Blockchain has caught the attention of some of the largest tech companies in the world. They are creating solutions using this technology that will allow it to be scaled for a diverse set of customers to use in various ways.
Amazon is best known for its online retail operation, but it has many other divisions ranging from Ring, its smart home and security unit, to Whole Foods Market, a brick-and-mortar grocery store chain. One of its lesser-known services is Amazon Managed Blockchain, part of its Amazon Web Services subsidiary. Customers can join or create a scalable blockchain ledger, and when used for the supply chain, it provides transparency and oversight of all aspects of the system with increased automation. Amazon has a patent for a way to use blockchain to help track its shipments all the way through the supply chain, from its production to delivery. This integration will allow it to cut down on fraud and counterfeit items, while verifying shipments.
Microsoft's cloud computing service division, Azure, has retooled its blockchain offering, calling it Azure Confidential Ledger. The service provides the infrastructure that allows multiple companies to access a ledger and digitize workflows for everything from transportation to payments. Customers can use the service to create more intelligent and efficient supply chains, slash fraud, and improve the speed of transactions. Microsoft is using blockchain in several areas, including sales figures and information on royalties for video game publishers with its Xbox console. Previously, it would take about 45 days for this financial information to be disseminated, but the implementation of blockchain makes the info accessible instantaneously.
Big Blue is a blockchain provider. IBM's service helps exchange trusted data to provide exceptional visibility for all participants across the supply chain. Users can set it up to automatically trigger contract provisions and like payments. IBM's system has real-time oversight, allowing participants to take action sooner if issues arise.
Database management behemoth Oracle has created its Digital Supply Chain with Blockchain solution. This solution creates smart contracts between multiple parties that ensure transparent transactions while boosting efficiencies across the supply chain.
What blockchain can do for the supply chain
In summary, there are several areas where blockchain can help with the supply chain for every industry. Here are a few:

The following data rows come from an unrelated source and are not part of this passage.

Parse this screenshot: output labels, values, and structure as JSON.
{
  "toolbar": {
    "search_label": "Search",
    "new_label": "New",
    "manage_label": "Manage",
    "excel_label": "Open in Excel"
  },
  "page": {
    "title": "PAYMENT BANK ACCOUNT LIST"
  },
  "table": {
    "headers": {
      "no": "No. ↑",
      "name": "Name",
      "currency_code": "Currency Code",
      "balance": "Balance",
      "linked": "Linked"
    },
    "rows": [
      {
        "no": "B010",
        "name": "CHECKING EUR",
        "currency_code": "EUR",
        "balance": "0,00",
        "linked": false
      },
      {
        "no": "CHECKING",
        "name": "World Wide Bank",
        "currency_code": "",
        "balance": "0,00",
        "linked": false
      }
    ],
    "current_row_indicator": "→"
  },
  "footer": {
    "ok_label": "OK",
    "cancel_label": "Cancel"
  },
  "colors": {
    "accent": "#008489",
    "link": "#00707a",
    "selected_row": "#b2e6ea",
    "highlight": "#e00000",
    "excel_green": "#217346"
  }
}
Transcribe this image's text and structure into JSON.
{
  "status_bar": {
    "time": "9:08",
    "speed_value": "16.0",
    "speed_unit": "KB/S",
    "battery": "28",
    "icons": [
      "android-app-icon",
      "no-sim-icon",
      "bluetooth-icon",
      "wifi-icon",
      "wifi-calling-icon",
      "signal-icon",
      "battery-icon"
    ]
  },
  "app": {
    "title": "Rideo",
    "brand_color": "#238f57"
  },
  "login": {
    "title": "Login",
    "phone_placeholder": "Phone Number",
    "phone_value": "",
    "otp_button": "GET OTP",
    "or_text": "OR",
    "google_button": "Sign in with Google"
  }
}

- Ensure authenticity and quality of goods: Companies can leverage blockchain technology to trace products from raw material until it leaves a factory. This reduces the risk of counterfeit items and can be used to monitor the grade of materials.

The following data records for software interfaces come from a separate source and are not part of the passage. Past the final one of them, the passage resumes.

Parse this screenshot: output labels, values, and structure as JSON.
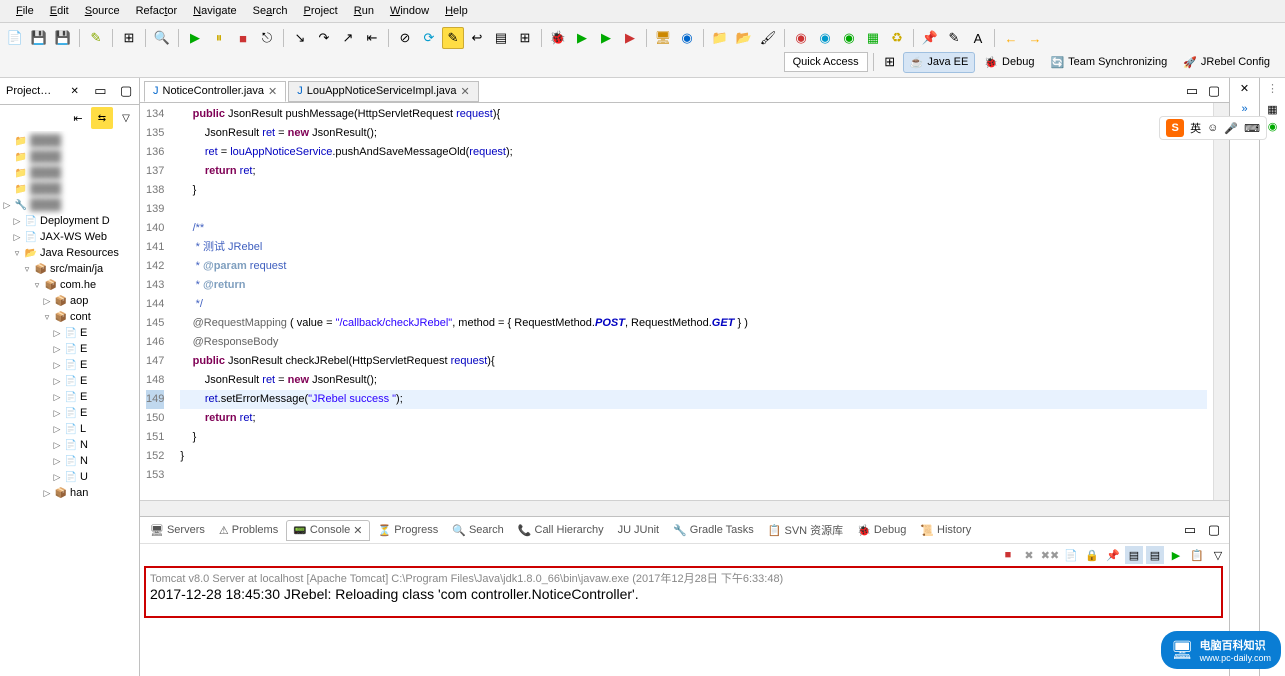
{
  "menu": [
    "File",
    "Edit",
    "Source",
    "Refactor",
    "Navigate",
    "Search",
    "Project",
    "Run",
    "Window",
    "Help"
  ],
  "quick_access": "Quick Access",
  "perspectives": {
    "java_ee": "Java EE",
    "debug": "Debug",
    "team_sync": "Team Synchronizing",
    "jrebel": "JRebel Config"
  },
  "project_explorer": {
    "title": "Project ...",
    "items": [
      {
        "icon": "📁",
        "label": "",
        "blur": true,
        "indent": 0,
        "exp": ""
      },
      {
        "icon": "📁",
        "label": "",
        "blur": true,
        "indent": 0,
        "exp": ""
      },
      {
        "icon": "📁",
        "label": "",
        "blur": true,
        "indent": 0,
        "exp": ""
      },
      {
        "icon": "📁",
        "label": "",
        "blur": true,
        "indent": 0,
        "exp": ""
      },
      {
        "icon": "🔧",
        "label": "",
        "blur": true,
        "indent": 0,
        "exp": "▷"
      },
      {
        "icon": "📄",
        "label": "Deployment D",
        "blur": false,
        "indent": 1,
        "exp": "▷"
      },
      {
        "icon": "📄",
        "label": "JAX-WS Web",
        "blur": false,
        "indent": 1,
        "exp": "▷"
      },
      {
        "icon": "📂",
        "label": "Java Resources",
        "blur": false,
        "indent": 1,
        "exp": "▿"
      },
      {
        "icon": "📦",
        "label": "src/main/ja",
        "blur": false,
        "indent": 2,
        "exp": "▿"
      },
      {
        "icon": "📦",
        "label": "com.he",
        "blur": false,
        "indent": 3,
        "exp": "▿"
      },
      {
        "icon": "📦",
        "label": "aop",
        "blur": false,
        "indent": 4,
        "exp": "▷"
      },
      {
        "icon": "📦",
        "label": "cont",
        "blur": false,
        "indent": 4,
        "exp": "▿"
      },
      {
        "icon": "📄",
        "label": "E",
        "blur": false,
        "indent": 5,
        "exp": "▷"
      },
      {
        "icon": "📄",
        "label": "E",
        "blur": false,
        "indent": 5,
        "exp": "▷"
      },
      {
        "icon": "📄",
        "label": "E",
        "blur": false,
        "indent": 5,
        "exp": "▷"
      },
      {
        "icon": "📄",
        "label": "E",
        "blur": false,
        "indent": 5,
        "exp": "▷"
      },
      {
        "icon": "📄",
        "label": "E",
        "blur": false,
        "indent": 5,
        "exp": "▷"
      },
      {
        "icon": "📄",
        "label": "E",
        "blur": false,
        "indent": 5,
        "exp": "▷"
      },
      {
        "icon": "📄",
        "label": "L",
        "blur": false,
        "indent": 5,
        "exp": "▷"
      },
      {
        "icon": "📄",
        "label": "N",
        "blur": false,
        "indent": 5,
        "exp": "▷"
      },
      {
        "icon": "📄",
        "label": "N",
        "blur": false,
        "indent": 5,
        "exp": "▷"
      },
      {
        "icon": "📄",
        "label": "U",
        "blur": false,
        "indent": 5,
        "exp": "▷"
      },
      {
        "icon": "📦",
        "label": "han",
        "blur": false,
        "indent": 4,
        "exp": "▷"
      }
    ]
  },
  "editor": {
    "tabs": [
      {
        "label": "NoticeController.java",
        "active": true
      },
      {
        "label": "LouAppNoticeServiceImpl.java",
        "active": false
      }
    ],
    "lines": [
      {
        "n": 134,
        "html": "    <span class='kw'>public</span> JsonResult pushMessage(HttpServletRequest <span class='fld'>request</span>){"
      },
      {
        "n": 135,
        "html": "        JsonResult <span class='fld'>ret</span> = <span class='kw'>new</span> JsonResult();"
      },
      {
        "n": 136,
        "html": "        <span class='fld'>ret</span> = <span class='fld'>louAppNoticeService</span>.pushAndSaveMessageOld(<span class='fld'>request</span>);"
      },
      {
        "n": 137,
        "html": "        <span class='kw'>return</span> <span class='fld'>ret</span>;"
      },
      {
        "n": 138,
        "html": "    }"
      },
      {
        "n": 139,
        "html": ""
      },
      {
        "n": 140,
        "html": "    <span class='cmt'>/**</span>"
      },
      {
        "n": 141,
        "html": "<span class='cmt'>     * 测试 JRebel</span>"
      },
      {
        "n": 142,
        "html": "<span class='cmt'>     * <span class='cmt-tag'>@param</span> request</span>"
      },
      {
        "n": 143,
        "html": "<span class='cmt'>     * <span class='cmt-tag'>@return</span></span>"
      },
      {
        "n": 144,
        "html": "<span class='cmt'>     */</span>"
      },
      {
        "n": 145,
        "html": "    <span class='ann'>@RequestMapping</span> ( value = <span class='str'>\"/callback/checkJRebel\"</span>, method = { RequestMethod.<span class='bi'>POST</span>, RequestMethod.<span class='bi'>GET</span> } )"
      },
      {
        "n": 146,
        "html": "    <span class='ann'>@ResponseBody</span>"
      },
      {
        "n": 147,
        "html": "    <span class='kw'>public</span> JsonResult checkJRebel(HttpServletRequest <span class='fld'>request</span>){"
      },
      {
        "n": 148,
        "html": "        JsonResult <span class='fld'>ret</span> = <span class='kw'>new</span> JsonResult();"
      },
      {
        "n": 149,
        "html": "        <span class='fld'>ret</span>.setErrorMessage(<span class='str'>\"JRebel success \"</span>);",
        "hl": true
      },
      {
        "n": 150,
        "html": "        <span class='kw'>return</span> <span class='fld'>ret</span>;"
      },
      {
        "n": 151,
        "html": "    }"
      },
      {
        "n": 152,
        "html": "}"
      },
      {
        "n": 153,
        "html": ""
      }
    ]
  },
  "bottom": {
    "tabs": [
      {
        "icon": "🖥",
        "label": "Servers"
      },
      {
        "icon": "⚠",
        "label": "Problems"
      },
      {
        "icon": "📟",
        "label": "Console",
        "active": true
      },
      {
        "icon": "⏳",
        "label": "Progress"
      },
      {
        "icon": "🔍",
        "label": "Search"
      },
      {
        "icon": "📞",
        "label": "Call Hierarchy"
      },
      {
        "icon": "JU",
        "label": "JUnit"
      },
      {
        "icon": "🔧",
        "label": "Gradle Tasks"
      },
      {
        "icon": "📋",
        "label": "SVN 资源库"
      },
      {
        "icon": "🐞",
        "label": "Debug"
      },
      {
        "icon": "📜",
        "label": "History"
      }
    ],
    "console_header": "Tomcat v8.0 Server at localhost [Apache Tomcat] C:\\Program Files\\Java\\jdk1.8.0_66\\bin\\javaw.exe (2017年12月28日 下午6:33:48)",
    "console_log": "2017-12-28 18:45:30 JRebel: Reloading class 'com             controller.NoticeController'."
  },
  "ime": {
    "lang": "英"
  },
  "watermark": {
    "title": "电脑百科知识",
    "url": "www.pc-daily.com"
  }
}
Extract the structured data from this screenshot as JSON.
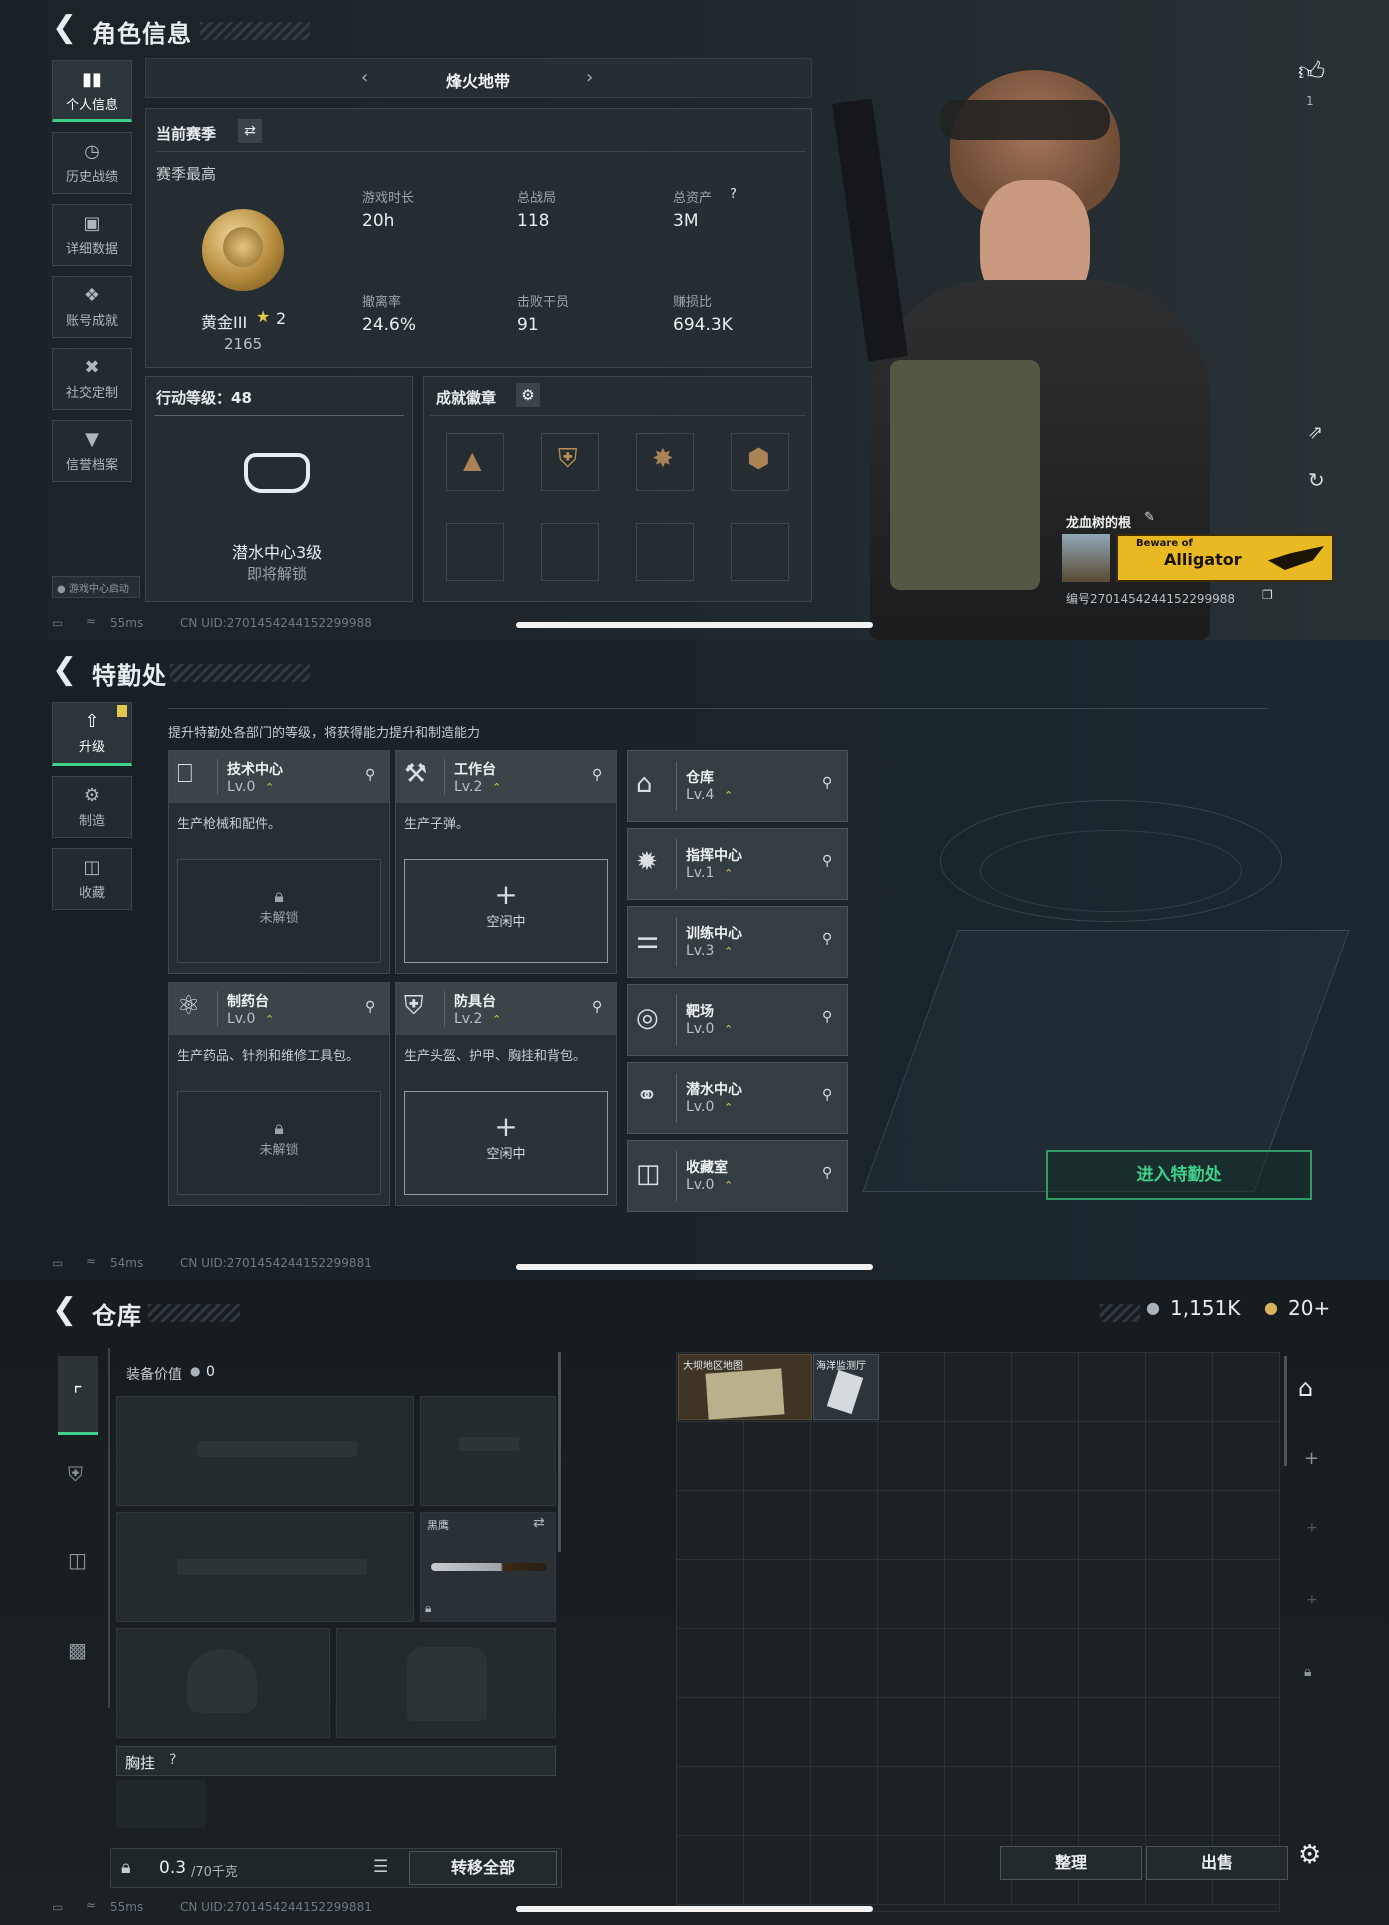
{
  "profile": {
    "title": "角色信息",
    "nav": [
      "个人信息",
      "历史战绩",
      "详细数据",
      "账号成就",
      "社交定制",
      "信誉档案"
    ],
    "mode_selector": "烽火地带",
    "season_label": "当前赛季",
    "season_best_label": "赛季最高",
    "rank_name": "黄金III",
    "rank_stars": "2",
    "rank_points": "2165",
    "stats": [
      {
        "label": "游戏时长",
        "value": "20h"
      },
      {
        "label": "总战局",
        "value": "118"
      },
      {
        "label": "总资产",
        "value": "3M"
      },
      {
        "label": "撤离率",
        "value": "24.6%"
      },
      {
        "label": "击败干员",
        "value": "91"
      },
      {
        "label": "赚损比",
        "value": "694.3K"
      }
    ],
    "help_mark": "?",
    "action_level_label": "行动等级：48",
    "unlock_name": "潜水中心3级",
    "unlock_status": "即将解锁",
    "achievements_label": "成就徽章",
    "likes_count": "1",
    "player_name": "龙血树的根",
    "banner_line1": "Beware of",
    "banner_line2": "Alligator",
    "player_id": "编号2701454244152299988",
    "game_center": "游戏中心启动",
    "status_ping": "55ms",
    "status_uid": "CN UID:2701454244152299988"
  },
  "special_ops": {
    "title": "特勤处",
    "nav": [
      "升级",
      "制造",
      "收藏"
    ],
    "hint": "提升特勤处各部门的等级，将获得能力提升和制造能力",
    "left_depts": [
      {
        "name": "技术中心",
        "level": "Lv.0",
        "desc": "生产枪械和配件。",
        "slot": "未解锁"
      },
      {
        "name": "工作台",
        "level": "Lv.2",
        "desc": "生产子弹。",
        "slot": "空闲中"
      },
      {
        "name": "制药台",
        "level": "Lv.0",
        "desc": "生产药品、针剂和维修工具包。",
        "slot": "未解锁"
      },
      {
        "name": "防具台",
        "level": "Lv.2",
        "desc": "生产头盔、护甲、胸挂和背包。",
        "slot": "空闲中"
      }
    ],
    "right_depts": [
      {
        "name": "仓库",
        "level": "Lv.4"
      },
      {
        "name": "指挥中心",
        "level": "Lv.1"
      },
      {
        "name": "训练中心",
        "level": "Lv.3"
      },
      {
        "name": "靶场",
        "level": "Lv.0"
      },
      {
        "name": "潜水中心",
        "level": "Lv.0"
      },
      {
        "name": "收藏室",
        "level": "Lv.0"
      }
    ],
    "enter_button": "进入特勤处",
    "status_ping": "54ms",
    "status_uid": "CN UID:2701454244152299881"
  },
  "warehouse": {
    "title": "仓库",
    "currency1": "1,151K",
    "currency2": "20+",
    "equip_value_label": "装备价值",
    "equip_value": "0",
    "knife_name": "黑鹰",
    "chest_rig_label": "胸挂",
    "help_mark": "?",
    "weight_current": "0.3",
    "weight_max": "/70千克",
    "transfer_all": "转移全部",
    "item1": "大坝地区地图",
    "item2": "海洋监测厅",
    "sort_button": "整理",
    "sell_button": "出售",
    "status_ping": "55ms",
    "status_uid": "CN UID:2701454244152299881"
  },
  "colors": {
    "accent_green": "#3fd08a",
    "gold": "#e0c94a",
    "banner_yellow": "#e8b923"
  }
}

- Increased efficiency and oversight of shipments: Materials or finished products will have a code attached to them that is scanned throughout their journey to the end-user. Every scan is added to the blockchain, offering a highly accurate picture of where the goods are.
- Optimized transactions: Companies can use blockchain ledgers to streamline invoicing, payment processing, and transportation of goods. The result is less manual labor, quicker audits, and enhanced verification that the correct item and quantity have been shipped and received. This can reduce delivery times, mitigate the risk of fraud, and cut down on human error. Once a shipment has arrived and been verified, companies can automate payment or other obligations to save time and effort.
- Greater transparency: Blockchain offers all participants complete transaction openness. All can review the data at any time, which can eliminate or reduce issues like incorrect paperwork.
With the current global supply chain issues, having the ability to quickly and accurately verify the status of an order or its whereabouts during shipment has only increased in importance. We are no longer in the embryonic stage of blockchain development. As massive companies and many startups continue to refine and enhance their capabilities, blockchain technology becomes more widely used. Eventually, it could become the standard used by companies globally.